The main problem with trying to describe a visit to an unfamiliar place (I’ve been here only once before, decades ago, for a meeting, and remember only sailing very slowly on a ponderous old wooden yacht on the Columbia.) – the trouble with describing it is that the writer is like one of the proverbial blind men trying to describe the elephant. Is it a like a tree, a rope, a snake, a fan, or a wall? All I can do is keep an eye on the weather (pouring in intermittent buckets the first day, and maybe – or maybe not – the second.) I talk to as many people as I can engage, listening for accents, attitudes, details, and complaints. I read everything I can get my hands on. I check out the streets for trash and the corners for waste or recycling bins. I read bumper stickers to gauge the body politic and calculate the percentage of Priuses in the body automotive. My observations: The place is clean, green, liberal, and loaded with more hybrids than I’ve ever seen anywhere else.

Mother and I are here to witness and celebrate the graduation from Reed College of our older grandson, Mack. He started out five years ago at American University in Washington, D.C.. During his second year found the ambiance unsimpatico, and transferred to “a nerdier school.” This is it, all right. Self-described by its students – Reedies, they’re called – as geeky, it has no intercollegiate athletics besides Ultimate Frisbee and a short-season basketball team. Its distance from downtown Portland and the obvious demands of the academic program seem to make it difficult for students to party much; and the senior thesis has got to be a major time-consumer.

The title of each graduating senior’s thesis is printed beneath his or her name. I flatter myself that I read English fairly well (except for legal briefs, medical research, and geological monographs). But I can understand only about half the titles listed in the program. Like this one, by Celina Hinojosa, a psychology major: The anxiogenic and orexigenic effect of ghrelin microinjected into the Edinger-Westphal nucleus: A repeated measures design using the elevated plus maze and open field test. They get even more obscure – to me, at least – in physics and mathematics. Mack did well: Phi Bete and winner of the essay prize in his major, philosophy. Is there any money coming with the prize? I asked him. Oh, yes, he brightened; several hundred dollars (I brightened) in credit toward the purchase of more books of philosophy. Oh...

The commencement speaker, from the class of 1990, recalled fondly that one of his classmates received his diploma naked. It was guerrilla art, encouraging the college trustees to divest of their shares in fossil-fuel corporations. He himself had formed the Barbie Liberation Organization, which pinched Barbies and Kens from stores, exchanged their voice boxes, and put them back, so the Barbies all said, “Vengeance is mine!” and the Kens, in falsetto, “Let’s party!”

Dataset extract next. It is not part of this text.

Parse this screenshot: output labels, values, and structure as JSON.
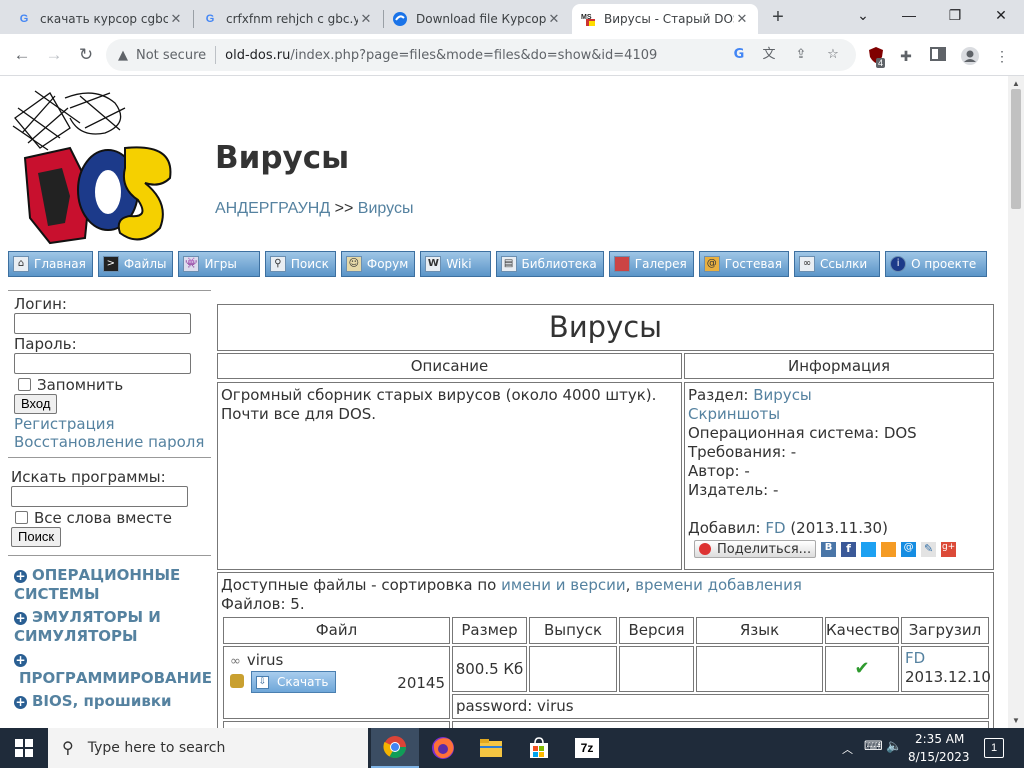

It was a lovely day, with atypical Portland sunshine, a happy crowd, and a great champagne buffet afterward. I kept my copy of the program as a guide to further independent studies, should I choose to pursue them. I may start with A biochemical characterization of BosR, the Borrellia burgdorferi oxidative stress sensor. I suspect I’ll need a stress sensor after that one.

Photo by Willem lange